So let's say we're looking at an electorate of 2,000,000 voters in Virginia this year. With Bob McDonnell leading 51-37 that puts him at 1,020,000 and Creigh Deeds at 740,000 with 240,000 undecided. Let's go ahead and give two thirds of the undecideds to Deeds (since proportionally two thirds of them approve of Barack Obama's job performance). That puts McDonnell at 1.1 million votes and Deeds at 900,000 as of today.
There are two ways for Deeds to make up that gap. Convince folks who aren't currently planning to turn out to do so, or get folks currently planning to vote for McDonnell to change their minds.
Barack Obama's support is surely going to help Deeds on that first front, but it's asking an awful lot for his star power to bring out an extra 200,000 Democratic voters.
That means Deeds has to win over a decent number of folks planning to vote for McDonnell who are going to vote, whoever they vote for. That means he needs to get the votes of folks who don't like what Barack Obama's doing as President. And it seems like the most logical group of Obama disapproving potential supporters are those in his part of the state- 'Deeds Country'- where he's been touring in the last week. He can speak to those voters as one of them, and hope that common regional background can help overcome their conservative leanings or distrust of the President.
If you convince folks who aren't inclined to vote to come out and support you you're at +1 in making up that 200,000 voter gap. If you can convince folks who are definitely going to turn out but are currently planning to vote for McDonnell you're at +2 in making up that 200,000 voter gap because you're subtracting one from his column while adding one to yours.

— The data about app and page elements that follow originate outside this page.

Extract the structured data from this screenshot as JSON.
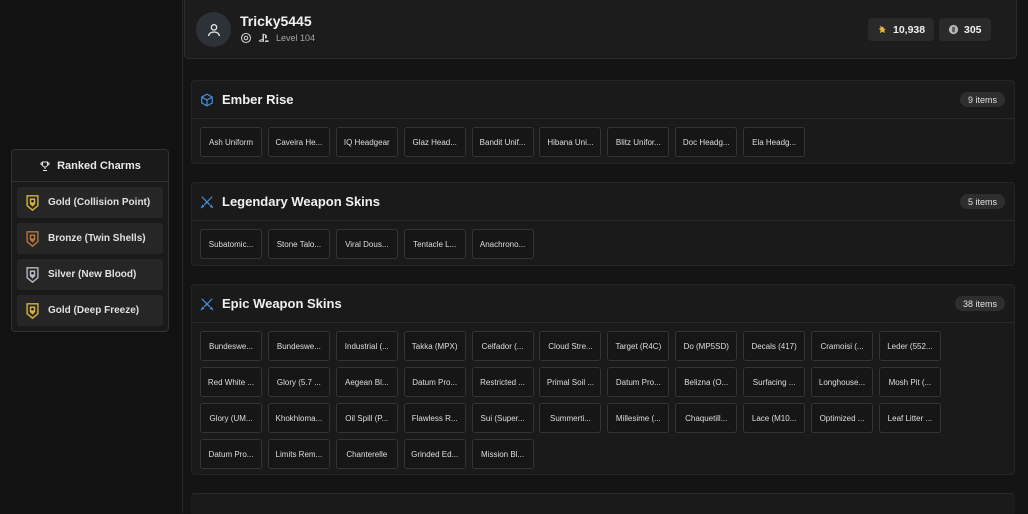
{
  "profile": {
    "username": "Tricky5445",
    "level": "Level 104",
    "renown": "10,938",
    "credits": "305"
  },
  "charms": {
    "title": "Ranked Charms",
    "items": [
      {
        "label": "Gold (Collision Point)",
        "tier": "gold"
      },
      {
        "label": "Bronze (Twin Shells)",
        "tier": "bronze"
      },
      {
        "label": "Silver (New Blood)",
        "tier": "silver"
      },
      {
        "label": "Gold (Deep Freeze)",
        "tier": "gold"
      }
    ]
  },
  "sections": [
    {
      "title": "Ember Rise",
      "count": "9 items",
      "icon": "cube-icon",
      "items": [
        "Ash Uniform",
        "Caveira He...",
        "IQ Headgear",
        "Glaz Head...",
        "Bandit Unif...",
        "Hibana Uni...",
        "Blitz Unifor...",
        "Doc Headg...",
        "Ela Headg..."
      ]
    },
    {
      "title": "Legendary Weapon Skins",
      "count": "5 items",
      "icon": "crossed-swords-icon",
      "items": [
        "Subatomic...",
        "Stone Talo...",
        "Viral Dous...",
        "Tentacle L...",
        "Anachrono..."
      ]
    },
    {
      "title": "Epic Weapon Skins",
      "count": "38 items",
      "icon": "crossed-swords-icon",
      "items": [
        "Bundeswe...",
        "Bundeswe...",
        "Industrial (...",
        "Takka (MPX)",
        "Celfador (...",
        "Cloud Stre...",
        "Target (R4C)",
        "Do (MP5SD)",
        "Decals (417)",
        "Cramoisi (...",
        "Leder (552...",
        "Red White ...",
        "Glory (5.7 ...",
        "Aegean Bl...",
        "Datum Pro...",
        "Restricted ...",
        "Primal Soil ...",
        "Datum Pro...",
        "Belizna (O...",
        "Surfacing ...",
        "Longhouse...",
        "Mosh Pit (...",
        "Glory (UM...",
        "Khokhloma...",
        "Oil Spill (P...",
        "Flawless R...",
        "Sui (Super...",
        "Summerti...",
        "Millesime (...",
        "Chaquetill...",
        "Lace (M10...",
        "Optimized ...",
        "Leaf Litter ...",
        "Datum Pro...",
        "Limits Rem...",
        "Chanterelle",
        "Grinded Ed...",
        "Mission Bl..."
      ]
    }
  ],
  "colors": {
    "gold": "#d9b43a",
    "silver": "#b8bcc4",
    "bronze": "#b8763d",
    "accent_blue": "#4a90e2"
  }
}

Right now Deeds is trailing 52-35 among likely voters who have a positive opinion of both him and McDonnell- and those folks live disproportionately in Deeds Country. If this is going to be a Republican electorate he needs to turn that number among the candidates' mutual admirers on its head. There's no doubt he has work to do shoring up the base in more populous, more Democratic parts of the state but if he doesn't make more in roads with conservative leaning independents and some Republicans in his part of the state, increasing enthusiasm for himself in NoVa and Tidewater isn't going to be enough.

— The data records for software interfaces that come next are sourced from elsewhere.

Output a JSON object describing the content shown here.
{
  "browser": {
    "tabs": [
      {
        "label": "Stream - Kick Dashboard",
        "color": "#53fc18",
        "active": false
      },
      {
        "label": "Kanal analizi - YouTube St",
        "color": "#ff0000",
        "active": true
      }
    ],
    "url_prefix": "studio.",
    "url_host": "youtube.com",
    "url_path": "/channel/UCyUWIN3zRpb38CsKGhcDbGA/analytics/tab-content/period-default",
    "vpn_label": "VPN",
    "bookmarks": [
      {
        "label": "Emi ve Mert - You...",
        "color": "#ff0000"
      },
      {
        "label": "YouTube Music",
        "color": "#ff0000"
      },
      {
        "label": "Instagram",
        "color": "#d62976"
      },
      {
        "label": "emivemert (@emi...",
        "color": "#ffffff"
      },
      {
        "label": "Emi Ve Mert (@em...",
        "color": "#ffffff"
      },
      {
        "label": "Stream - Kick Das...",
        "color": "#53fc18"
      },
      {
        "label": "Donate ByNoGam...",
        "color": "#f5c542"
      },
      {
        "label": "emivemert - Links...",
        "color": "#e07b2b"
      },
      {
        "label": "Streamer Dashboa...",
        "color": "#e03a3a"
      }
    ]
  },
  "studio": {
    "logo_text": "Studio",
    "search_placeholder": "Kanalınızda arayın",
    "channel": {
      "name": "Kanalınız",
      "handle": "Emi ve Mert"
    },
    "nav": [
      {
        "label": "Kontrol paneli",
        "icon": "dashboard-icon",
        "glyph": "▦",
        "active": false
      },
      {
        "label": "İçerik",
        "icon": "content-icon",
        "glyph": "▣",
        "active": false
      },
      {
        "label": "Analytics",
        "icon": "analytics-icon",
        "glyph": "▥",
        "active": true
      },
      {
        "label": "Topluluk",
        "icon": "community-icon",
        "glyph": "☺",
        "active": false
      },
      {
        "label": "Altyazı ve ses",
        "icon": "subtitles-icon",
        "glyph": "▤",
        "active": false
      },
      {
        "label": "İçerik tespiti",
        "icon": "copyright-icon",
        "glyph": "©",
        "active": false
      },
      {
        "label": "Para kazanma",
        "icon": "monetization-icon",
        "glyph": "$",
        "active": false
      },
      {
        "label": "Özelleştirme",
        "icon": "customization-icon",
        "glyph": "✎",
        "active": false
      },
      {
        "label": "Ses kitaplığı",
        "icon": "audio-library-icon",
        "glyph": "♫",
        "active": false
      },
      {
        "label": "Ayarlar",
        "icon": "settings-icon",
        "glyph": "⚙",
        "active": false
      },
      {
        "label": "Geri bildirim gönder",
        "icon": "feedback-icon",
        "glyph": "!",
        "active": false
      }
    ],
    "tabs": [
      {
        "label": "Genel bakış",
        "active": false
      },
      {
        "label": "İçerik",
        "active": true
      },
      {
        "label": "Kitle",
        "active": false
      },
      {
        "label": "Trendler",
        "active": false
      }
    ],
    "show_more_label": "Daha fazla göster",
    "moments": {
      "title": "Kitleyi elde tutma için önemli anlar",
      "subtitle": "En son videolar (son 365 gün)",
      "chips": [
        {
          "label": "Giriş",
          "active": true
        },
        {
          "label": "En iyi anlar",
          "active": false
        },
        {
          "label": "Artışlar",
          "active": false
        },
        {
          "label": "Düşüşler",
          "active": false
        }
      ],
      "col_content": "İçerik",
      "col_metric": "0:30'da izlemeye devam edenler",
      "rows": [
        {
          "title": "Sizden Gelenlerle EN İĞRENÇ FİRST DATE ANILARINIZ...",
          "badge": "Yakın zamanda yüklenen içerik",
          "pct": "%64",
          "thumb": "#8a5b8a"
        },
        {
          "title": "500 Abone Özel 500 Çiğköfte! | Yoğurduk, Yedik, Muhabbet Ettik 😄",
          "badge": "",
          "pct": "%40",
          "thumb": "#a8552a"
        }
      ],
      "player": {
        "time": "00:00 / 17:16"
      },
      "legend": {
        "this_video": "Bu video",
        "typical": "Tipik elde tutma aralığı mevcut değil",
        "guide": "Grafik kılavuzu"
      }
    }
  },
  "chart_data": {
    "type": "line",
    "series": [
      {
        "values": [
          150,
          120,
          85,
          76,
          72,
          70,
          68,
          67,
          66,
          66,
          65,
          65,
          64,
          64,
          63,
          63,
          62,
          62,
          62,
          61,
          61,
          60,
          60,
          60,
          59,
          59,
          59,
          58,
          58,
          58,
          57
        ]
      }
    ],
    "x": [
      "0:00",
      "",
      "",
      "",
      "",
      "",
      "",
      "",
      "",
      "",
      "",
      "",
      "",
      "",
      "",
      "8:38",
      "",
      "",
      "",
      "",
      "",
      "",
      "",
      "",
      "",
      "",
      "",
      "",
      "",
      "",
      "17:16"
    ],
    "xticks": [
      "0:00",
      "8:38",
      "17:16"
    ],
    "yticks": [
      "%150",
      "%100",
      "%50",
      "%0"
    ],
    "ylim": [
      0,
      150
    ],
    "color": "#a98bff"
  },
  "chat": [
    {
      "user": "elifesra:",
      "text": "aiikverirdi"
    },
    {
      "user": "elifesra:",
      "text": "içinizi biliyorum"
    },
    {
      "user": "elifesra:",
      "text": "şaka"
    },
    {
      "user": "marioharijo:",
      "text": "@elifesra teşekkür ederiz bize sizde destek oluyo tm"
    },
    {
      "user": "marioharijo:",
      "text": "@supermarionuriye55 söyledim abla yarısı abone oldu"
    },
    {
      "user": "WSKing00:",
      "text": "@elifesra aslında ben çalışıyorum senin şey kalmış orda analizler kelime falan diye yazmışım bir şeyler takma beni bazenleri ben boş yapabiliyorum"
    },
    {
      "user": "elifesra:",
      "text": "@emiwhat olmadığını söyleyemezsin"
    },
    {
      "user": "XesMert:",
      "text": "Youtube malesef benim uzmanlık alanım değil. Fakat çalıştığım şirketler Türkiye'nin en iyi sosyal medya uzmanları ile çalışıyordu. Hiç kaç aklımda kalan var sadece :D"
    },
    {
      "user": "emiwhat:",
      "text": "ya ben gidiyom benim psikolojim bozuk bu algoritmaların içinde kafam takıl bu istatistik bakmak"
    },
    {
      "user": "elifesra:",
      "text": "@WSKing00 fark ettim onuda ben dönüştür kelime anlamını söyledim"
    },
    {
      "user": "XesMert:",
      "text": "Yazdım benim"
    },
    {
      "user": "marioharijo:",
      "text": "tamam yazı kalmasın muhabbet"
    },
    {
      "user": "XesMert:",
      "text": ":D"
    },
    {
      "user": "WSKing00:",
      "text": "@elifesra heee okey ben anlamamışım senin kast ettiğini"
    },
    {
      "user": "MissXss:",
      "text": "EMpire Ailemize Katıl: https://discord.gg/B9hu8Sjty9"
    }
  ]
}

So was this tour worth a week of his time three months out from the election? I'm inclined to think yes if it helps to counteract the problems I've outlined here.